- Dataset records

----

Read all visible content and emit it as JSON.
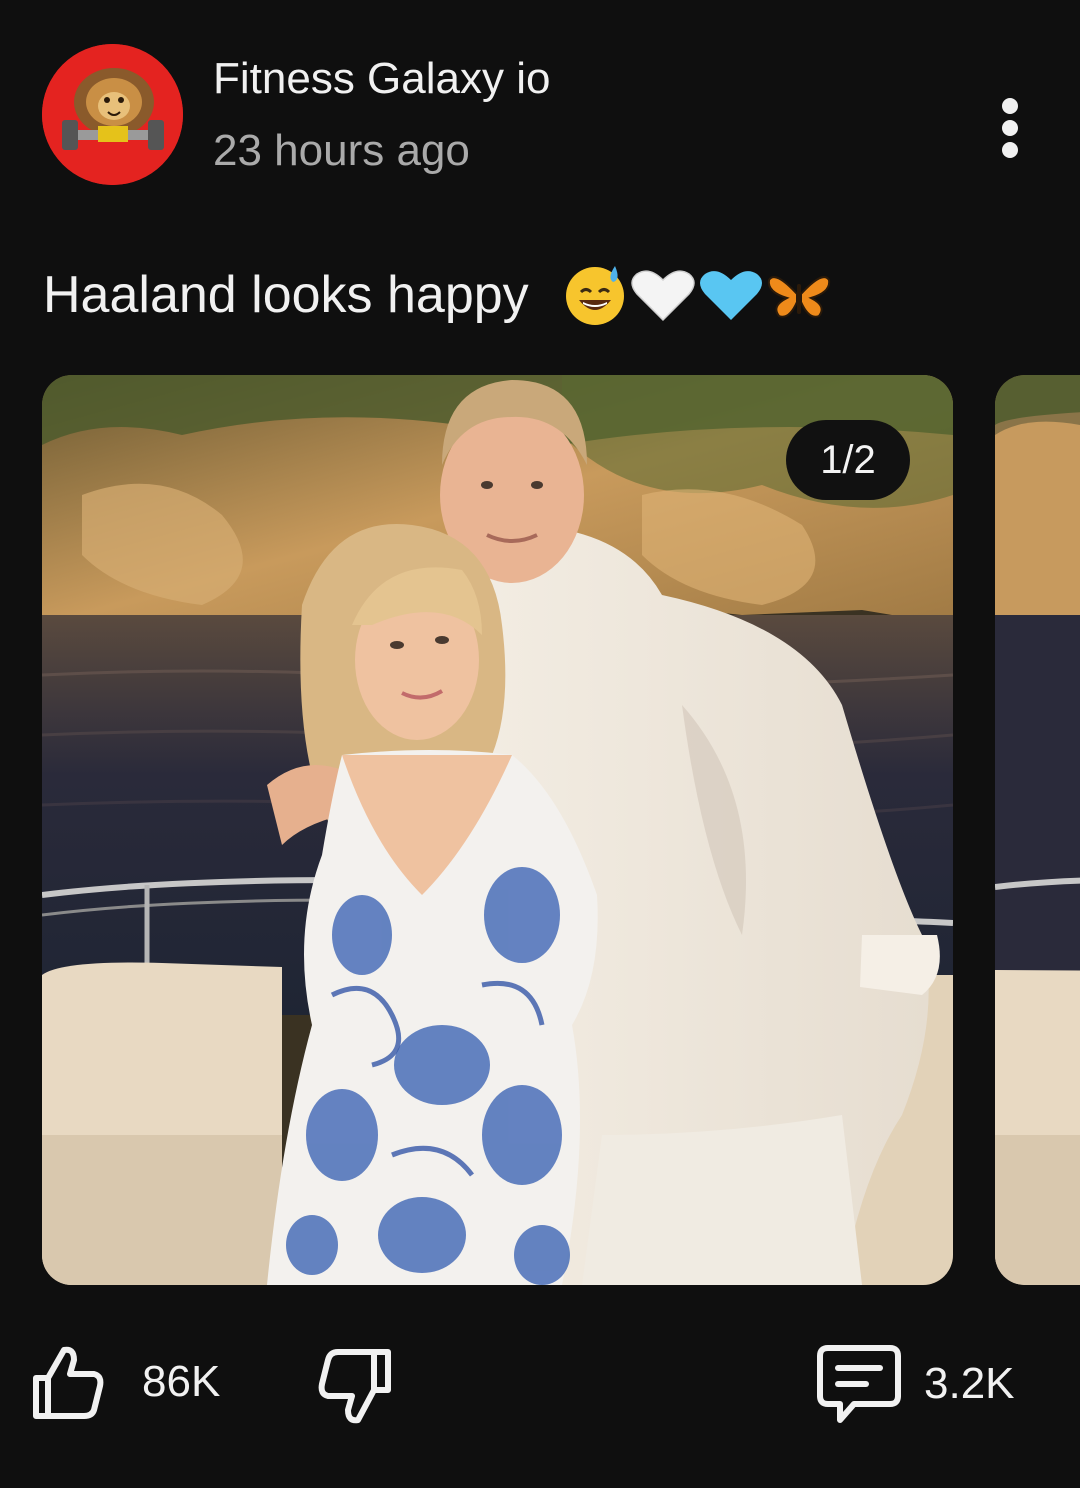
{
  "post": {
    "channel_name": "Fitness Galaxy io",
    "time": "23 hours ago",
    "text": "Haaland looks happy",
    "emojis": [
      "sweat-smile-emoji",
      "white-heart-emoji",
      "blue-heart-emoji",
      "butterfly-emoji"
    ]
  },
  "carousel": {
    "page_indicator": "1/2",
    "slides": [
      "photo-couple-on-boat",
      "photo-next-preview"
    ]
  },
  "actions": {
    "like_count": "86K",
    "comment_count": "3.2K",
    "icons": [
      "thumbs-up-icon",
      "thumbs-down-icon",
      "comment-icon",
      "more-vertical-icon"
    ]
  },
  "colors": {
    "background": "#0f0f0f",
    "text_primary": "#f1f1f1",
    "text_secondary": "#aaaaaa",
    "avatar_bg": "#e42320"
  }
}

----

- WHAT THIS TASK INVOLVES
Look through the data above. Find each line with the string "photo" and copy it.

- OUTPUT FOR THIS TASK
      "photo-couple-on-boat",
      "photo-next-preview"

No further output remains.